Findings – The historical context of its emergence suggests that civil society may not be so much an analytical category for purposes of social research, but a theoretical category that is imbued with political content, both positively and negatively – both as a means to promote progressive ends, and as an expression of the context in which those ends started to face mounting resistance.
Research limitations/implications – At the very least, the concept of civil society has a tendency to distract – both by design and by default – from important questions and challenges, such as those related to the role and persistence of structures of inequality in early 21st century global civilization.
Originality/value – A promising starting point to circumnavigate the counterproductive consequences of the use and abuse of the civil society concept and debate for social research may be its explicitly dynamic conceptualization.
The economic science is again in a crisis and a new solution prolegomena to any future study in economics, finance and other social sciences has just been published by the…
The economic science is again in a crisis and a new solution prolegomena to any future study in economics, finance and other social sciences has just been published by the International Institute of Social Economics in care of the MCB University Press in England. The roots of the major financial and economic problems of our time lie in an open conflict between theory and practice. In the 1930s and before the conflict was between classical theory and given realities. In the 1990s the conflict appears between the now prevailing modern, Keynesian theory and the actual realities. In addition during the twentieth century a great argument developed between the two schools of thought, argument which is not yet settled. In one sentence, the prolegomena tried and was successful to solve the conflict between theory and practice and the big doctrinal dispute of the twentieth century. It was a struggle of research and observation over half a century between 1947 and 1997.
According to the traditional Soviet view, the Soviet economic society, based essentially on governmental and collective farm property and overall national planning, is…
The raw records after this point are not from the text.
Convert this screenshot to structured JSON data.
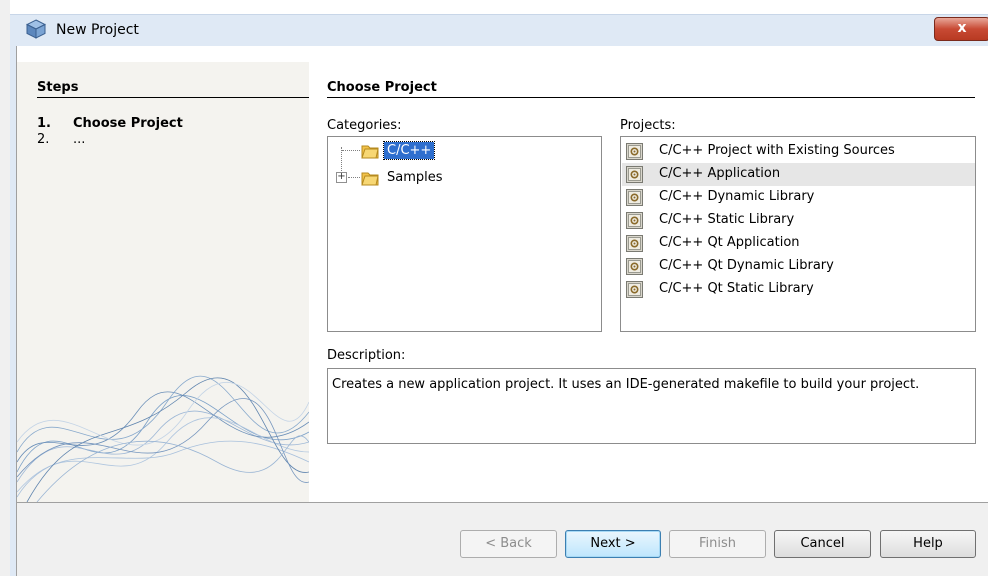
{
  "window": {
    "title": "New Project",
    "close_glyph": "x"
  },
  "steps": {
    "heading": "Steps",
    "items": [
      {
        "num": "1.",
        "label": "Choose Project"
      },
      {
        "num": "2.",
        "label": "..."
      }
    ]
  },
  "main": {
    "heading": "Choose Project",
    "categories_label": "Categories:",
    "projects_label": "Projects:",
    "description_label": "Description:",
    "categories": [
      {
        "label": "C/C++",
        "selected": true,
        "expandable": false,
        "icon": "folder-icon"
      },
      {
        "label": "Samples",
        "selected": false,
        "expandable": true,
        "icon": "folder-icon"
      }
    ],
    "projects": [
      {
        "label": "C/C++ Project with Existing Sources",
        "icon": "project-gear-icon"
      },
      {
        "label": "C/C++ Application",
        "icon": "project-gear-icon",
        "highlighted": true
      },
      {
        "label": "C/C++ Dynamic Library",
        "icon": "project-gear-icon"
      },
      {
        "label": "C/C++ Static Library",
        "icon": "project-gear-icon"
      },
      {
        "label": "C/C++ Qt Application",
        "icon": "project-gear-icon"
      },
      {
        "label": "C/C++ Qt Dynamic Library",
        "icon": "project-gear-icon"
      },
      {
        "label": "C/C++ Qt Static Library",
        "icon": "project-gear-icon"
      }
    ],
    "description": "Creates a new application project. It uses an IDE-generated makefile to build your project."
  },
  "buttons": {
    "back": "< Back",
    "next": "Next >",
    "finish": "Finish",
    "cancel": "Cancel",
    "help": "Help"
  },
  "colors": {
    "selection": "#2f6fce",
    "title_bar": "#dfe9f5",
    "close_button": "#c84a34"
  }
}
According to the traditional Soviet view, the Soviet economic society, based essentially on governmental and collective farm property and overall national planning, is “socialist”, and has been so since Stalin's proclamation to that effect in the 1930s. Most Western observers, Marxist and non‐Marxist, recognise these two socio‐institutional features of the Soviet politico‐economic system and ascribe substantial importance to them. Beyond this point, interpretations differ considerably. Five alternative views may be distinguished. These contending perspectives argue that Soviet economic society is: